February 2, 2017


Ship Creek & South Fork Eagle River:

Obvious signs of instability:

  • Numerous persistent slab avalanches from Monday-Tuesday wind event
  • Numerous “whumphs” collapses between 2500-3000′
  • Large persistent slab cracked out around us, but didn’t slide due to low slope angle


  • Sunny, temps in the 20s, calm wind

Surface conditions:

  • Variable, wind-affected snow: areas of supportable windboard, breakable windboard, and sheltered powder


Maps show widespread, natural persistent slab avalanche activity in the South Fork area from the Monday-Tuesday wind event.  Many of these avalanches propagated wide relative to their path, and all seemed to fail at ground on basal weak layers.  This is, hands-down, the most impressive avalanche cycle witnessed in South Fork in at least half a decade (this is only a partial documentation – many more aren’t flagged):

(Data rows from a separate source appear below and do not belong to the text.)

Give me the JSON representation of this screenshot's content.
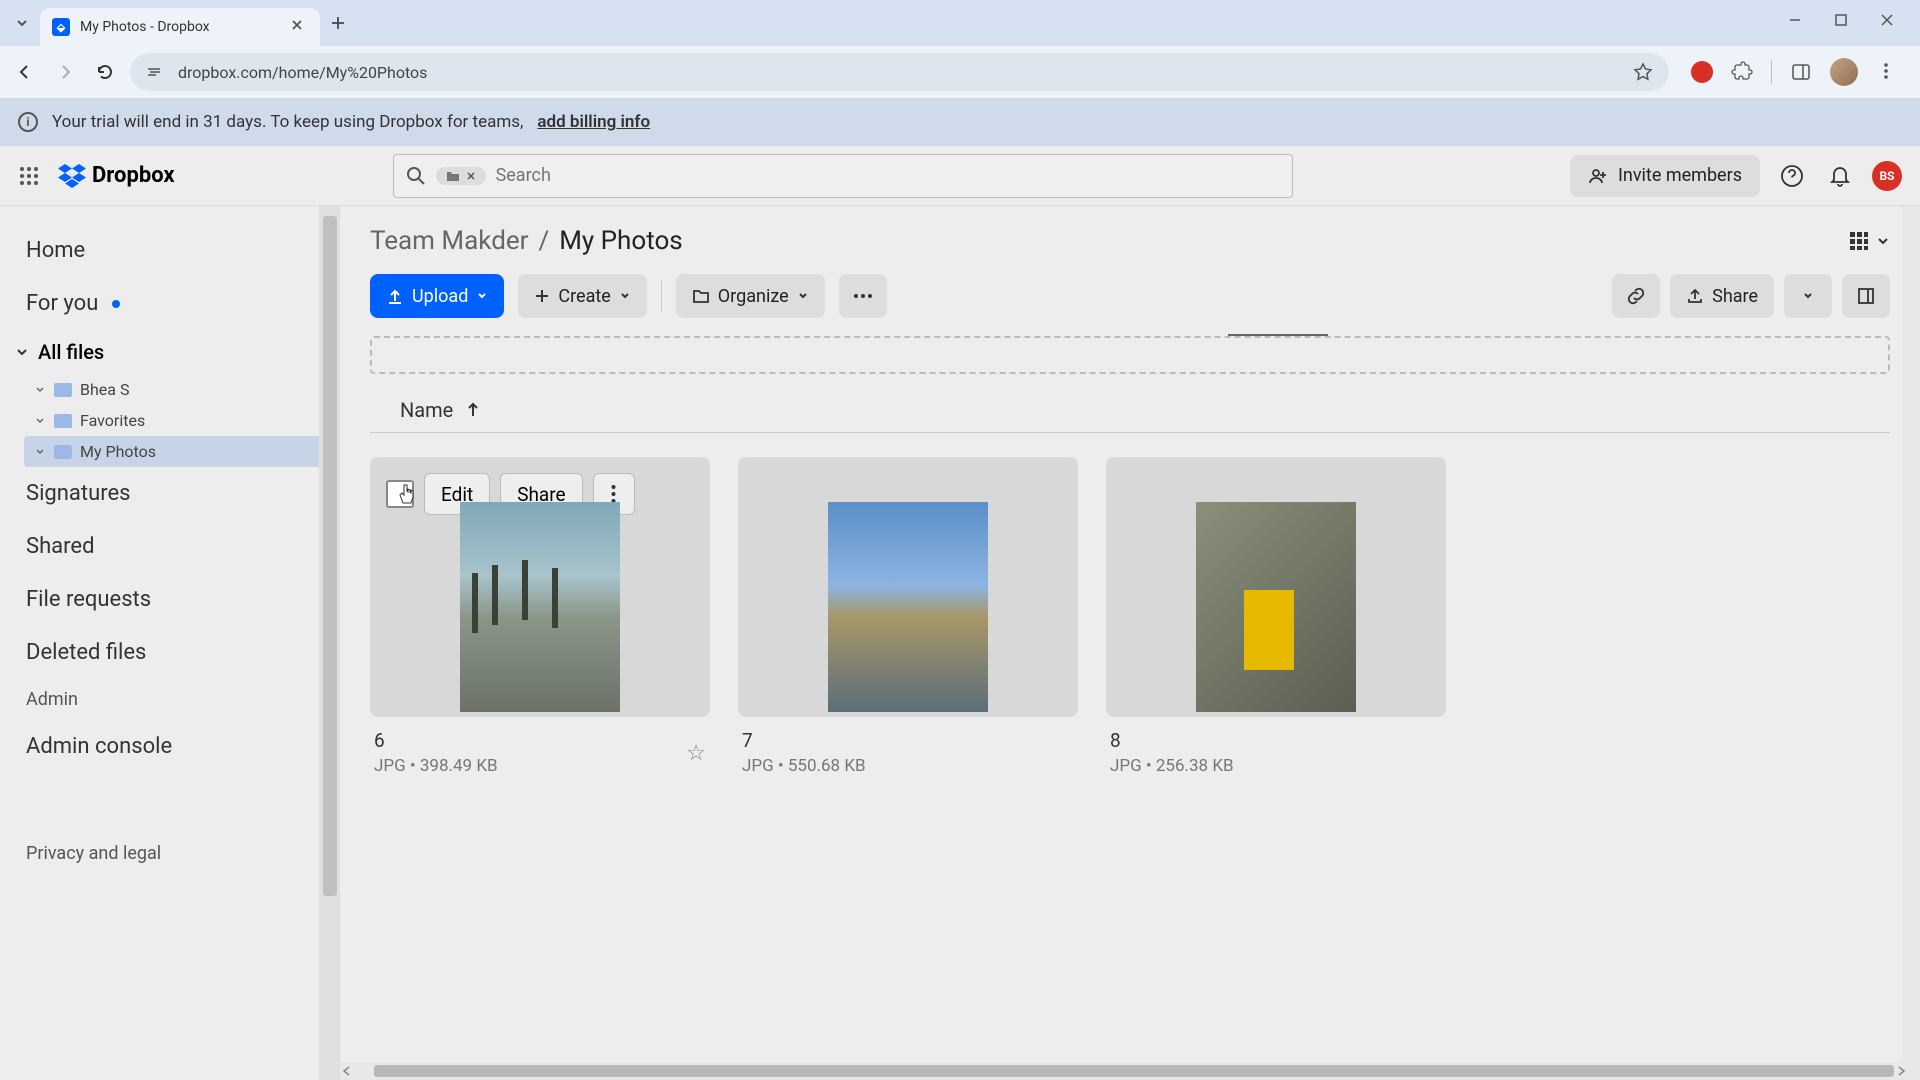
{
  "browser": {
    "tab_title": "My Photos - Dropbox",
    "url": "dropbox.com/home/My%20Photos"
  },
  "banner": {
    "text": "Your trial will end in 31 days. To keep using Dropbox for teams,",
    "link": "add billing info"
  },
  "topbar": {
    "logo": "Dropbox",
    "search_placeholder": "Search",
    "invite": "Invite members",
    "user_initials": "BS"
  },
  "sidebar": {
    "home": "Home",
    "for_you": "For you",
    "all_files": "All files",
    "tree": [
      {
        "label": "Bhea S"
      },
      {
        "label": "Favorites"
      },
      {
        "label": "My Photos"
      }
    ],
    "signatures": "Signatures",
    "shared": "Shared",
    "file_requests": "File requests",
    "deleted": "Deleted files",
    "admin": "Admin",
    "admin_console": "Admin console",
    "privacy": "Privacy and legal"
  },
  "breadcrumb": {
    "parent": "Team Makder",
    "current": "My Photos"
  },
  "actions": {
    "upload": "Upload",
    "create": "Create",
    "organize": "Organize",
    "share": "Share"
  },
  "column_header": "Name",
  "hover_actions": {
    "edit": "Edit",
    "share": "Share"
  },
  "files": [
    {
      "name": "6",
      "type": "JPG",
      "size": "398.49 KB"
    },
    {
      "name": "7",
      "type": "JPG",
      "size": "550.68 KB"
    },
    {
      "name": "8",
      "type": "JPG",
      "size": "256.38 KB"
    }
  ]
}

This is the avalanche (HS-N-D3-R2-O/G) in the N facing bowl of 3787:

These are avalanches (HS-N-D2.5-R3-O/G) off W aspect 4205:

This is where a half football field size persistent slab cracked around us (we were in the middle of slab – crack shown from bottom right corner of photo):

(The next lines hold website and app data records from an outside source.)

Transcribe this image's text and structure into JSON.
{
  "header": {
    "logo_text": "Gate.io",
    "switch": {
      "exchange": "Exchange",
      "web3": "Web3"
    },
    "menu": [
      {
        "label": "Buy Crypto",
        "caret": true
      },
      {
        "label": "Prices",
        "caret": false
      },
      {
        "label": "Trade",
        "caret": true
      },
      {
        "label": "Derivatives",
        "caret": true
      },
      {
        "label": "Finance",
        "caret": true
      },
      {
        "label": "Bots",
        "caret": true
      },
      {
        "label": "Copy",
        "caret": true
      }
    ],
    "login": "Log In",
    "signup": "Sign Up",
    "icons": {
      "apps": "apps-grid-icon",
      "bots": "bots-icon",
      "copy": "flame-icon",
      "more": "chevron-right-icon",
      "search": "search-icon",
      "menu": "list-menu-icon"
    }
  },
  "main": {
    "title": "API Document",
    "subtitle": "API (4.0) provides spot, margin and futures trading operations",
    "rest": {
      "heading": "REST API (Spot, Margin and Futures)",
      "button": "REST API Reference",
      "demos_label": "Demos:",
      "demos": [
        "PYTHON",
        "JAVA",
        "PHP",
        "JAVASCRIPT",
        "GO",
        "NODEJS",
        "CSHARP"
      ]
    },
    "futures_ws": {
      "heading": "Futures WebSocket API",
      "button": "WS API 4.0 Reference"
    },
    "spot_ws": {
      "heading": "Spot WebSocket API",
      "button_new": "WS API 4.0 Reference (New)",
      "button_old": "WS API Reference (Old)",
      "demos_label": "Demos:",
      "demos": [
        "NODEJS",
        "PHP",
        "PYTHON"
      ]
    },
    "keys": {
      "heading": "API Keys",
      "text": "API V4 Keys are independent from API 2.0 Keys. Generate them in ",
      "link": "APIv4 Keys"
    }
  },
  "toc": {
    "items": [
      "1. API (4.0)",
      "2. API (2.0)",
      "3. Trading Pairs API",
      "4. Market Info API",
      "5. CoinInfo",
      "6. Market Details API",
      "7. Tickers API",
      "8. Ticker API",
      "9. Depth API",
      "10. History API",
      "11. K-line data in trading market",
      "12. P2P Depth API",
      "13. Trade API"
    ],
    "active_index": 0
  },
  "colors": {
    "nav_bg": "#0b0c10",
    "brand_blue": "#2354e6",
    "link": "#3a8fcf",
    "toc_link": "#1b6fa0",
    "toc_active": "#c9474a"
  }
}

Ship Creek valley:

Eklutna Lake:

Naturally triggered (from Monday-Tuesday wind event) persistent slab avalanches in the Eklutna Lake area:

More natural persistent slabs in the Bold Peak valley area:

Natural persistent slabs around Bold Peak: